The second house was built by Mohamed Abdel-Qader al-Haddad in 1540. It is currently known as Beit Amna bint Salim because she was the last resident of the house.
In 1930 – 1935, the two houses were about to be demolished as part of upgrading Ahmed ibn Tulun area project, but the Committee for the Conservation of Arab Monuments objected to this project, and then the process of repairing both houses began.
In 1953, a British doctor, Gayer Anderson, asked to live in the house and provide it with a unique and rare collection of monuments. He also provided the house with electricity, and plumbing. He managed to restore the beauty of the house, as he added a number of English and Chinese antiquities, Indian chairs, English tables, Iranian handcrafts and Italian lamps.
A pharaoh’s casket and a statue of Nefertiti were displayed in the museum.
The museum consists of a number of apartments as Mohamed Ali Room, Roof Garden, The Persian Room, and Reading and Writing Rooms.
What is interesting about the museum is that the houses were built on the Gabel Yeshkur which is known for magical legends. It is thought that Gabel Yeshkur is the place where Noah’s Ark rested after the flood.
One of the common stories heard about it is if one gazes at the water he/she sees the face of his/her love.

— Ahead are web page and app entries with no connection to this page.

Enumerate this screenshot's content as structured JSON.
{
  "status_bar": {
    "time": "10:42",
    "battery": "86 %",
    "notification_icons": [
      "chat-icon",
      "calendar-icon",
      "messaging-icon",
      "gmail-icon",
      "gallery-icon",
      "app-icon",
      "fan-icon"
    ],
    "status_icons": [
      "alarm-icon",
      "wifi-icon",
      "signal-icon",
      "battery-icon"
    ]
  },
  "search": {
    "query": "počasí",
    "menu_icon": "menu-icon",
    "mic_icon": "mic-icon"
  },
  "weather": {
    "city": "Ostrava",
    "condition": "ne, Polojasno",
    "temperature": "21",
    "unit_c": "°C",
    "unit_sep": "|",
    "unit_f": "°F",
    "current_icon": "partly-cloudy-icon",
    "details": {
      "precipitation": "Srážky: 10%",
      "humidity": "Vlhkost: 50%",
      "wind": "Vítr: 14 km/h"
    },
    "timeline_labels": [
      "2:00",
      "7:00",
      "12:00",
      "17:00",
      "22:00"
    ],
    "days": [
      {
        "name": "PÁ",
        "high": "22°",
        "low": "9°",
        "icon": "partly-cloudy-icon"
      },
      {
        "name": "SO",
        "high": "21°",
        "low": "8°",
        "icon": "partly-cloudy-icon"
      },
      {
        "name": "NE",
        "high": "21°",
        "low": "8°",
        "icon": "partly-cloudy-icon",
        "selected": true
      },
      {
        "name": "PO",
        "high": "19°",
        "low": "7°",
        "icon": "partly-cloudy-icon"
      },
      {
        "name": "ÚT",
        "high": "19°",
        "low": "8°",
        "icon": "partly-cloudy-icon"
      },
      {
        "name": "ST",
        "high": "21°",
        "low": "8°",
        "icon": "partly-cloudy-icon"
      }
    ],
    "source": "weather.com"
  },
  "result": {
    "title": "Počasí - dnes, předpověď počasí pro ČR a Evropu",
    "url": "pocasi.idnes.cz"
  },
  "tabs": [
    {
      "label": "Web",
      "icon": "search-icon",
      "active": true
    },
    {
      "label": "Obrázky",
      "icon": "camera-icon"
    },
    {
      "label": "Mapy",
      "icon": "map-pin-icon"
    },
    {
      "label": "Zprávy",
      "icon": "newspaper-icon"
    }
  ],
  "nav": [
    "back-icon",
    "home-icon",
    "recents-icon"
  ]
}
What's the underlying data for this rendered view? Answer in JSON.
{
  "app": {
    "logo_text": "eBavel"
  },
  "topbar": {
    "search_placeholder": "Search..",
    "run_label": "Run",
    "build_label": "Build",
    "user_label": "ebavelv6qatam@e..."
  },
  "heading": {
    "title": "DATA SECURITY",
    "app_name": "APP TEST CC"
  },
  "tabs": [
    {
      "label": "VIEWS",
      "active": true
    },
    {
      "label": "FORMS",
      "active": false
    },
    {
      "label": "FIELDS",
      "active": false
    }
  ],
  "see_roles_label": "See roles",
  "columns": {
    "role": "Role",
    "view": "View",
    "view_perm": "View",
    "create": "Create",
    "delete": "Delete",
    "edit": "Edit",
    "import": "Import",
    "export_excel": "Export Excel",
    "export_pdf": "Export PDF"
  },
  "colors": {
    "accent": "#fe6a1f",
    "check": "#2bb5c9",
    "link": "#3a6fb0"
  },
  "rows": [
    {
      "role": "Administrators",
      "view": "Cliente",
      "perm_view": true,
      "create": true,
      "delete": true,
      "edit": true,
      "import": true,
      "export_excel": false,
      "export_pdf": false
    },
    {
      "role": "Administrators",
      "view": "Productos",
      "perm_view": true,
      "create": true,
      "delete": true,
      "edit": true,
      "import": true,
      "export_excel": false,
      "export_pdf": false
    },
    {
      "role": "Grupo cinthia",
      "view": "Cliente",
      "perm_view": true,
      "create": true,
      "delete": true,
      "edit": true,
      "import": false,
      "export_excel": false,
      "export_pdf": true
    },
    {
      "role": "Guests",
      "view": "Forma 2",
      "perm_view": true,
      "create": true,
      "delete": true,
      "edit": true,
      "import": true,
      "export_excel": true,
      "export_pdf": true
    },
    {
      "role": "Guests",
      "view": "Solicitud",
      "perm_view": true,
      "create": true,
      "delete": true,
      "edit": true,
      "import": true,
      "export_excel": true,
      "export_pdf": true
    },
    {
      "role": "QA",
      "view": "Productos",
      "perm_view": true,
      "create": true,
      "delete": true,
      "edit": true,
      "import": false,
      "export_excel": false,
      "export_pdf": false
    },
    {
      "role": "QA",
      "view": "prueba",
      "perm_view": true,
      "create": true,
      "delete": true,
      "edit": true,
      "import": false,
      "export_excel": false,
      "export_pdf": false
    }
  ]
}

Gayer Andreson museum is characterized by the amusing Islamic design in addition to its special location in the heart of ancient Islamic Cairo.